In most cases, buses are the primary mode of transportation for tourists.
While riding the bus, always remember to be polite and respectful to the driver and fellow passengers.
Navigating the bus system should be relatively easy, as signs and announcements are typically in English.
But it’s a great idea to have a simple phrase like “Where dis bus goin’?” (Where’s this bus going?) up your sleeve in case you need to ask the driver or a fellow passenger for directions.
Just remember to use your friendly tone and keep your questions clear and concise for easy understanding by the locals.
Mapping out a family vacation to the Bahamas?
Wondering do people speak English in the Bahamas?
You can breathe a sigh of relief because they certainly do!
English is the primary language on these idyllic islands, guaranteeing easy communication throughout your vacation.
You might notice the unique twist of Bahamian English, a testament to the country’s rich heritage.
But this linguistic variety only adds to the charm of your Bahamian adventure.
Imagine the engaging chats and memorable encounters awaiting you with the friendly locals.
Rest assured that language won’t be a stumbling block on your Bahamian journey.
So go ahead, get those suitcases ready, brace for delightful exchanges, and set off on your dream Bahamas vacation.
Frequently Asked Questions
Is Bahamian Creole Similar To English?
Yes, Bahamian Creole is an English-based Creole language.
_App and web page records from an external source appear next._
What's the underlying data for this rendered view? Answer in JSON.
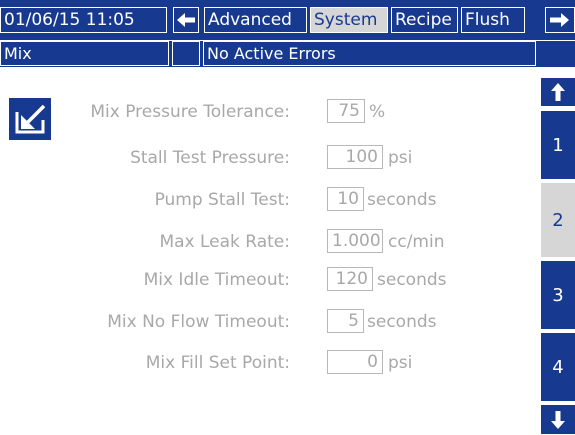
{
  "colors": {
    "primary": "#17398f",
    "active": "#d6d6d6",
    "muted": "#a8a8a8"
  },
  "header": {
    "datetime": "01/06/15 11:05",
    "back_icon": "left-arrow-icon",
    "tabs": [
      {
        "label": "Advanced",
        "active": false
      },
      {
        "label": "System",
        "active": true
      },
      {
        "label": "Recipe",
        "active": false
      },
      {
        "label": "Flush",
        "active": false
      }
    ],
    "forward_icon": "right-arrow-icon"
  },
  "status": {
    "mode": "Mix",
    "errors": "No Active Errors"
  },
  "main": {
    "edit_icon": "edit-icon",
    "fields": [
      {
        "label": "Mix Pressure Tolerance:",
        "value": "75",
        "unit": "%"
      },
      {
        "label": "Stall Test Pressure:",
        "value": "100",
        "unit": "psi"
      },
      {
        "label": "Pump Stall Test:",
        "value": "10",
        "unit": "seconds"
      },
      {
        "label": "Max Leak Rate:",
        "value": "1.000",
        "unit": "cc/min"
      },
      {
        "label": "Mix Idle Timeout:",
        "value": "120",
        "unit": "seconds"
      },
      {
        "label": "Mix No Flow Timeout:",
        "value": "5",
        "unit": "seconds"
      },
      {
        "label": "Mix Fill Set Point:",
        "value": "0",
        "unit": "psi"
      }
    ]
  },
  "side_nav": {
    "up_icon": "up-arrow-icon",
    "pages": [
      "1",
      "2",
      "3",
      "4"
    ],
    "active_page": "2",
    "down_icon": "down-arrow-icon"
  }
}
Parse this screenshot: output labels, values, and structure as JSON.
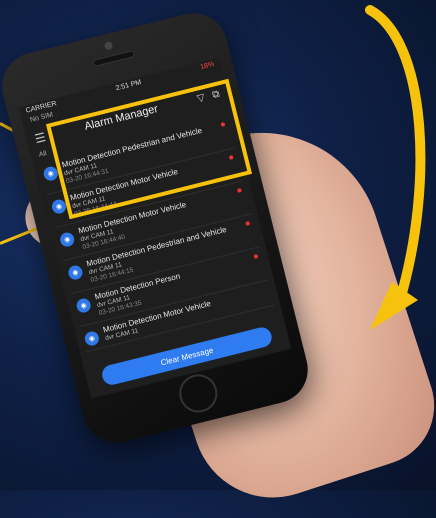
{
  "status": {
    "carrier": "CARRIER",
    "time": "2:51 PM",
    "battery": "18%"
  },
  "nav": {
    "title": "Alarm Manager",
    "sub_left": "No SIM",
    "sub_right": "All"
  },
  "alarms": [
    {
      "title": "Motion Detection Pedestrian and Vehicle",
      "device": "dvr CAM 11",
      "time": "03-20 16:44:31"
    },
    {
      "title": "Motion Detection Motor Vehicle",
      "device": "dvr CAM 11",
      "time": "03-20 16:44:44"
    },
    {
      "title": "Motion Detection Motor Vehicle",
      "device": "dvr CAM 11",
      "time": "03-20 16:44:40"
    },
    {
      "title": "Motion Detection Pedestrian and Vehicle",
      "device": "dvr CAM 11",
      "time": "03-20 16:44:15"
    },
    {
      "title": "Motion Detection Person",
      "device": "dvr CAM 11",
      "time": "03-20 16:43:35"
    },
    {
      "title": "Motion Detection Motor Vehicle",
      "device": "dvr CAM 11",
      "time": ""
    }
  ],
  "clear_label": "Clear Message",
  "colors": {
    "highlight": "#f6c20c",
    "accent": "#2f7cf0",
    "unread": "#e33333"
  }
}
While it has its distinct characteristics, it is still closely related to English, making it relatively easy for English speakers to understand.
What Is The Main Language Spoken In The Bahamas?
The main language spoken in the Bahamas is English. It is the official and national language of the country, with most of the population using British English in communication, media, education, and business transactions.
How Do Locals Communicate In Nassau?
In Nassau, locals communicate using English and Bahamian Creole. You’ll find that people can easily switch between the two, depending on the situation. So, when you visit Nassau, you’ll be able to communicate with the locals in English without any problem.
Are There Any Other Languages Spoken In The Bahamas?
Apart from Bahamian Creole and English, about 25% of the population in the Bahamas speak Haitian Creole, a French-based Creole language. However, English remains the most widely spoken language throughout the country.
Can Tourists Easily Communicate In English In The Bahamas?
Absolutely! Tourists can easily communicate in English in the Bahamas. With English being the primary language spoken throughout the country, you and your family will have no trouble engaging with locals and navigating your way around the islands.
|Country||Flag||Percentage of the population that speaks English|
|British Virgin Islands||🇻🇬||86.96%|
English is spoken on virtually every island in The Bahamas, but like almost every Caribbean island, The Bahamas has its own creole dialect.How do Bahamians say hello? ›
The most common greeting is the handshake, accompanied by direct eye contact and a welcoming smile. For the most part Bahamians are warm and hospitable, although they initially may appear a bit more standoffish than people from other Caribbean islands.Do Bahamians speak broken English? ›
The language in the Bahamas is a rather complex combination of English, broken English, and Creole. Approximately half of the population speaks a type of English that can not be classified as either proper English or broken English, but rather a mixture of each.Do a lot of Americans live in the Bahamas? ›
It has been estimated that there are 30,000 Americans living in the Bahamas.What is the largest English speaking country in the Caribbean? ›
Jamaica is the third largest of the Caribbean islands, and the largest English-speaking island in the Caribbean Sea. Situated 90 miles south of Cuba, 600 miles south of Florida, USA, and 100 miles south-west of Haiti, Jamaica is approximately 146 miles long, 51 miles wide, and has an area of 4,411 square miles.